Both Tania and Michaela, and also the young New Zealand singer Bridget Costello, are trained opera singers as well as cabaret performers – and it shows. Bridget, who plays the part of the 18-year-old Eva trying to piece together the family story, has a mellifluous light lyric soprano voice, which is almost transparent to the emotions behind the lyrics. The two male cast members, Nelson Gardner and Anton Berezin who plays Karl Duldig, are cabaret singers, but this is not to detract from the power and flexibility of their singing, and Anton's in particular is capable of great variety in the different registers of his colourful baritone.
Michaela Burger as Rella is riveting on stage. Indeed, it might be fair to say that her acting in the first scenes was a touch “over the top”. But this over-the-top-ness seemed to me exactly right for the situation – after all, situations can't get much more extreme than fleeing for your lives. Like the Duldig's, her own family story, as indeed also those of Anton Berezin and Nelson Gardner, is one of fleeing their native land and suffering intense privations in the process. Michaela has in fact produced a dramatisation of her own family's story as the musical "A Migrant's Son”. I could not help thinking that some of the intense authenticity of this production had its origin in the lived experience of its cast.
And what can one say of Tania's performance? The granddaughter of the Duldigs, the daughter of Eva, and part of the creative inspiration behind this whole production, her involvement in the show is total. She acts and sings her way through the role of her grandmother with an impressive array of emotions and reactions, which are entirely embodied in the intensity of her acting and her enthralling, passionate singing.
Abraham’s staging includes projections of original documents from the family’s years in Vienna, including the designs for the foldable umbrella, and the letter from the Nazi occupiers buying the patent for it. These details, and the fact that the set design for the Australian second act was identical to that for the Viennese first act, reflecting the Duldig’s desire to keep everything the same even though everything had changed, all help to make the audience’s experience of this drama more vivid.
Driftwood is a vivid affirmation of survival in adversity. But this is not to say that it neglects the fate of those who were not so lucky. The recurrent trope "there is something missing" understatedly reflects the fact that the entire rest of the family were murdered. (What do you think is happening in Crimea now?) Yet for any lover of theatre (and who else will go to this show?) the permeation of the story by the idea that art can be our salvation will resonate profoundly. The theatre has always been the most direct medium for interpreting the world, and Driftwood is an example of works which, while examining the past, can carry us into a future imbued with greater understanding.

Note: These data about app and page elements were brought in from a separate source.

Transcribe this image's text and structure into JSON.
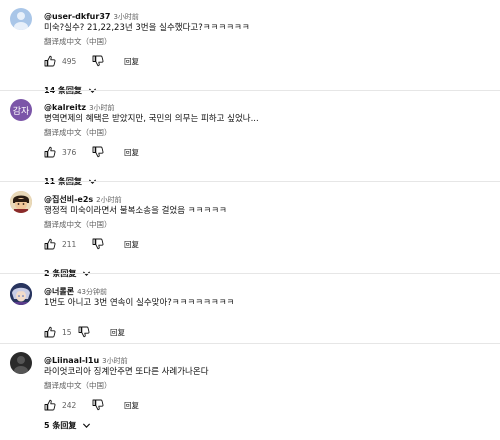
{
  "ui": {
    "translate_label": "翻译成中文（中国）",
    "reply_label": "回复"
  },
  "comments": [
    {
      "handle": "@user-dkfur37",
      "time": "3小时前",
      "text": "미숙?실수? 21,22,23년 3번을 실수했다고?ㅋㅋㅋㅋㅋㅋ",
      "likes": "495",
      "replies": "14 条回复",
      "avatar": {
        "text": "",
        "bg": "#a9c6e8"
      }
    },
    {
      "handle": "@kalreitz",
      "time": "3小时前",
      "text": "병역면제의 혜택은 받았지만, 국민의 의무는 피하고 싶었나...",
      "likes": "376",
      "replies": "11 条回复",
      "avatar": {
        "text": "감자",
        "bg": "#7b55a8"
      }
    },
    {
      "handle": "@집선비-e2s",
      "time": "2小时前",
      "text": "행정적 미숙이라면서 불복소송을 걸었음 ㅋㅋㅋㅋㅋ",
      "likes": "211",
      "replies": "2 条回复",
      "avatar": {
        "text": "",
        "bg": "#c8a070"
      }
    },
    {
      "handle": "@너롤론",
      "time": "43分钟前",
      "text": "1번도 아니고 3번 연속이 실수맞아?ㅋㅋㅋㅋㅋㅋㅋㅋ",
      "likes": "15",
      "replies": "2 条回复",
      "avatar": {
        "text": "",
        "bg": "#3a4f8a"
      }
    },
    {
      "handle": "@Liinaal-l1u",
      "time": "3小时前",
      "text": "라이엇코리아 징계안주면 또다른 사례가나온다",
      "likes": "242",
      "replies": "5 条回复",
      "avatar": {
        "text": "",
        "bg": "#2a2a2a"
      }
    }
  ]
}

Driftwood The Musical plays for another week in Chapel off Chapel in Melbourne, and then travels to Sydney.
Umbrella Foundation presents
Driftwood The Musical
adapted for the stage by Jane Bodie | based on the book by Eva de Jong-Duldig
Director Gary Abrahams
Venue: Chapel Off Chapel | 12 Little Chapel St, Prahran VIC
Dates: 3 – 20 May 2023
Tickets: $69.90 – $45.90
ALSO TOURING SYDNEY
Glen Street Theatre 24 – 28 May
Riverside Theatres 31 May – 4 June
Eternity Playhouse 7 – 18 June